Ofsted inspection outcomes tell us that outstanding services share certain characteristics. One of those is clear and consistent boundaries.
In one of the Children’s Homes I was sent in to manage, it was difficult to tell who were staff and who were young people, the young people, in this case, being mainly teens.
Anytime I turned up there were both staff and residents in the staff office.
I observed this for a couple of days then asked the staff, ‘why is this happening’ after all the office is a place where personal information lives and they were lounging around eating cheesy wotsits and drinking coke with their key workers.
It all came down to having tried to say no and then having to put up with the limitless pushing of boundaries until they just gave in and the young people would proudly pop their muddy size six boots up on the table while balancing on two legs of the chair.
Now don’t call me matron but it all seemed a little at odds with the example we were supposed to be setting. When it came to boundaries, it was one of a few that needed re-aligning.
I stated my position that allowing the young people to party out in the staff office was no different to the staff team partying out in the young people’s bedrooms.
I ascertained that by leaving all manner of information lying around where it could be accessed, where they could read other people’s information, remove it, talk about it and ensure the whole of Kent knew about it was akin to walking into their rooms when they were butt naked.

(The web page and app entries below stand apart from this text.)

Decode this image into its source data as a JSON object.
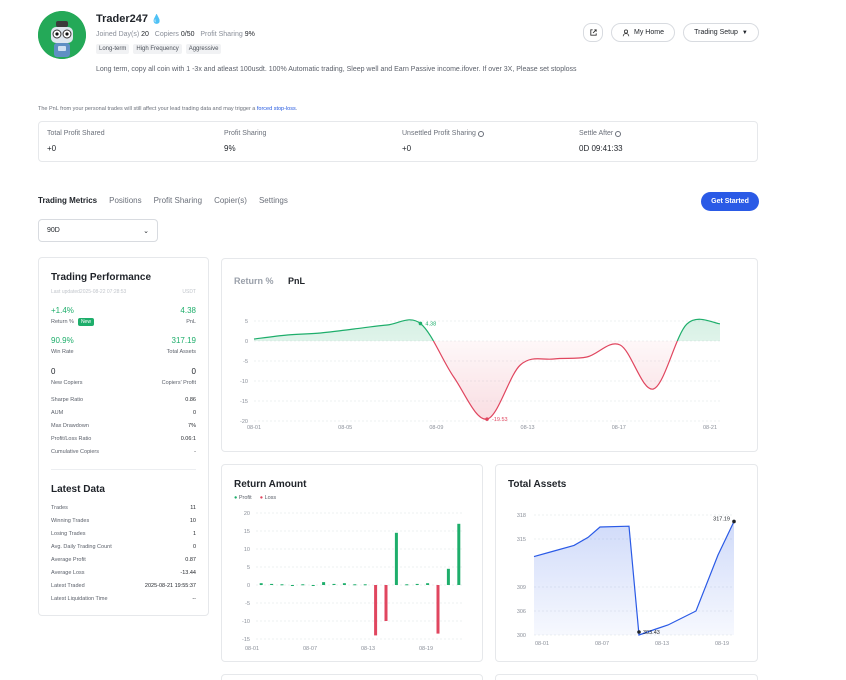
{
  "profile": {
    "name": "Trader247",
    "joined_label": "Joined Day(s)",
    "joined_value": "20",
    "copiers_label": "Copiers",
    "copiers_value": "0/50",
    "profit_sharing_label": "Profit Sharing",
    "profit_sharing_value": "9%",
    "tags": [
      "Long-term",
      "High Frequency",
      "Aggressive"
    ],
    "description": "Long term, copy all coin with 1 -3x and atleast 100usdt. 100% Automatic trading, Sleep well and Earn Passive income.ifover. If over 3X, Please set stoploss"
  },
  "header_buttons": {
    "my_home": "My Home",
    "trading_setup": "Trading Setup"
  },
  "notice": {
    "text": "The PnL from your personal trades will still affect your lead trading data and may trigger a ",
    "link": "forced stop-loss",
    "end": "."
  },
  "summary": [
    {
      "label": "Total Profit Shared",
      "value": "+0",
      "info": false
    },
    {
      "label": "Profit Sharing",
      "value": "9%",
      "info": false
    },
    {
      "label": "Unsettled Profit Sharing",
      "value": "+0",
      "info": true
    },
    {
      "label": "Settle After",
      "value": "0D 09:41:33",
      "info": true
    }
  ],
  "tabs": [
    "Trading Metrics",
    "Positions",
    "Profit Sharing",
    "Copier(s)",
    "Settings"
  ],
  "get_started": "Get Started",
  "period_select": "90D",
  "performance": {
    "title": "Trading Performance",
    "updated": "Last updated2025-08-22 07:28:53",
    "unit": "USDT",
    "return_value": "+1.4%",
    "return_label": "Return %",
    "new_badge": "New",
    "pnl_value": "4.38",
    "pnl_label": "PnL",
    "win_rate_value": "90.9%",
    "win_rate_label": "Win Rate",
    "total_assets_value": "317.19",
    "total_assets_label": "Total Assets",
    "new_copiers_value": "0",
    "new_copiers_label": "New Copiers",
    "copiers_profit_value": "0",
    "copiers_profit_label": "Copiers' Profit",
    "stats": [
      {
        "k": "Sharpe Ratio",
        "v": "0.86"
      },
      {
        "k": "AUM",
        "v": "0"
      },
      {
        "k": "Max Drawdown",
        "v": "7%"
      },
      {
        "k": "Profit/Loss Ratio",
        "v": "0.06:1"
      },
      {
        "k": "Cumulative Copiers",
        "v": "-"
      }
    ]
  },
  "latest": {
    "title": "Latest Data",
    "rows": [
      {
        "k": "Trades",
        "v": "11"
      },
      {
        "k": "Winning Trades",
        "v": "10"
      },
      {
        "k": "Losing Trades",
        "v": "1"
      },
      {
        "k": "Avg. Daily Trading Count",
        "v": "0"
      },
      {
        "k": "Average Profit",
        "v": "0.87"
      },
      {
        "k": "Average Loss",
        "v": "-13.44"
      },
      {
        "k": "Latest Traded",
        "v": "2025-08-21 19:55:37"
      },
      {
        "k": "Latest Liquidation Time",
        "v": "--"
      }
    ]
  },
  "return_chart": {
    "tab_return": "Return %",
    "tab_pnl": "PnL",
    "chart_data": {
      "type": "area",
      "x": [
        "08-01",
        "08-03",
        "08-05",
        "08-07",
        "08-09",
        "08-11",
        "08-12",
        "08-13",
        "08-14",
        "08-15",
        "08-17",
        "08-19",
        "08-20",
        "08-21",
        "08-22"
      ],
      "yticks": [
        5,
        0,
        -5,
        -10,
        -15,
        -20
      ],
      "xticks": [
        "08-01",
        "08-05",
        "08-09",
        "08-13",
        "08-17",
        "08-21"
      ],
      "values": [
        0.5,
        1.5,
        2,
        3,
        4,
        4.38,
        -9,
        -19.53,
        -6,
        -4.5,
        -4,
        -1,
        -12,
        4.2,
        4.3
      ],
      "ylim": [
        -20,
        6
      ],
      "labels": [
        "4.38",
        "-19.53"
      ],
      "colors": {
        "positive": "#1eae6b",
        "negative": "#e0465f"
      }
    }
  },
  "return_amount": {
    "title": "Return Amount",
    "legend_profit": "Profit",
    "legend_loss": "Loss",
    "chart_data": {
      "type": "bar",
      "yticks": [
        20,
        15,
        10,
        5,
        0,
        -5,
        -10,
        -15
      ],
      "xticks": [
        "08-01",
        "08-07",
        "08-13",
        "08-19"
      ],
      "ylim": [
        -15,
        20
      ],
      "values": [
        0.5,
        0.3,
        0.2,
        0,
        0.2,
        0,
        0.8,
        0.3,
        0.5,
        0.2,
        0.2,
        -14,
        -10,
        14.5,
        0.2,
        0.3,
        0.5,
        -13.5,
        4.5,
        17
      ],
      "colors": {
        "profit": "#1eae6b",
        "loss": "#e0465f"
      }
    }
  },
  "total_assets": {
    "title": "Total Assets",
    "chart_data": {
      "type": "area",
      "yticks": [
        "318",
        "315",
        "309",
        "306",
        "300"
      ],
      "xticks": [
        "08-01",
        "08-07",
        "08-13",
        "08-19"
      ],
      "values": [
        312.8,
        313.5,
        314.2,
        315.2,
        316.5,
        316.6,
        300,
        301.5,
        302.5,
        306,
        313,
        317.19
      ],
      "labels": [
        "317.19",
        "303.43"
      ],
      "color": "#2a5ae6"
    }
  }
}
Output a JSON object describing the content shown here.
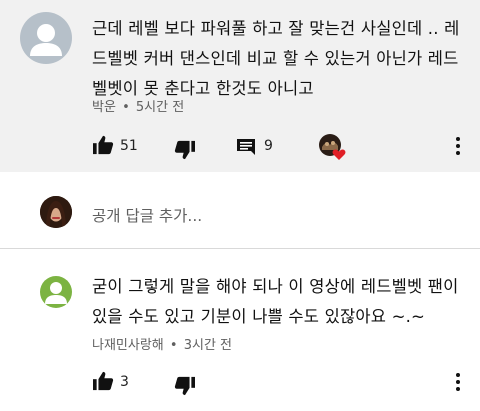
{
  "comments": [
    {
      "text": "근데 레벨 보다 파워풀 하고 잘 맞는건 사실인데 .. 레드벨벳 커버 댄스인데 비교 할 수 있는거 아닌가 레드벨벳이 못 춘다고 한것도 아니고",
      "text_lines": [
        "근데 레벨 보다 파워풀 하고 잘 맞는건 사실인데 .. 레",
        "드벨벳 커버 댄스인데 비교 할 수 있는거 아닌가 레드",
        "벨벳이 못 춘다고 한것도 아니고"
      ],
      "author": "박운",
      "time": "5시간 전",
      "likes": "51",
      "replies": "9",
      "icons": [
        "thumb-up-icon",
        "thumb-down-icon",
        "comment-icon",
        "creator-heart-icon",
        "more-vert-icon"
      ]
    },
    {
      "text": "굳이 그렇게 말을 해야 되나 이 영상에 레드벨벳 팬이 있을 수도 있고 기분이 나쁠 수도 있잖아요 ~.~",
      "text_lines": [
        "굳이 그렇게 말을 해야 되나 이 영상에 레드벨벳 팬이",
        "있을 수도 있고 기분이 나쁠 수도 있잖아요 ~.~"
      ],
      "author": "나재민사랑해",
      "time": "3시간 전",
      "likes": "3",
      "icons": [
        "thumb-up-icon",
        "thumb-down-icon",
        "more-vert-icon"
      ]
    }
  ],
  "reply_box": {
    "placeholder": "공개 답글 추가..."
  },
  "separator": "•",
  "colors": {
    "highlight_bg": "#f1f1f1",
    "meta_gray": "#606060",
    "heart_red": "#e01e26",
    "default_avatar_bg": "#b6c0c9",
    "green_avatar_bg": "#7cb342"
  }
}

In other words, a complete invasion of privacy that should not be happening under any circumstances. They got it, but it didn’t stop there. With the new realisation came a new responsibility.
It was their job to be the difference in the young people’s lives and not let them do as they pleased.
The staff said they didn’t know how.
I positioned myself in the staff office at the desk nearest the door.
I had the handyman re-enforce the hinges on the door.
Every time a young person came to the office when I was in it and tried to walk in I pointed to the door bar and said ‘don’t cross the line please’. I asserted it.
I was called all the Scottish-isms, cave dwelling, Haggis eating, names they could think up, along with many others and the handyman had to strengthen the boot worn door a few times.
Unless they were killing themselves or others, we ignored behaviour designed to get everyone’s attention during the first few weeks. Then I asked the staff to do the same.
After a week or two of this, the break in mob stopped and didn’t even bother trying to cross the boundary.
I had to be firm explaining the consequences to the team as a whole if they gave in even once but let’s be fair, they did.
Every bad habit takes a little time to break.
But, let’s just say this consistent approach, to ‘don’t cross the line ever,’ worked.
There has to be a clear boundary in place that remains in place. Because of the approach being taken, all manner of compliance issues were apparently being broken by the team.
The motto is, ‘stick to your guns!
The young people have a lounge, go and speak to them there, and please take those cheesy wotsits with you.’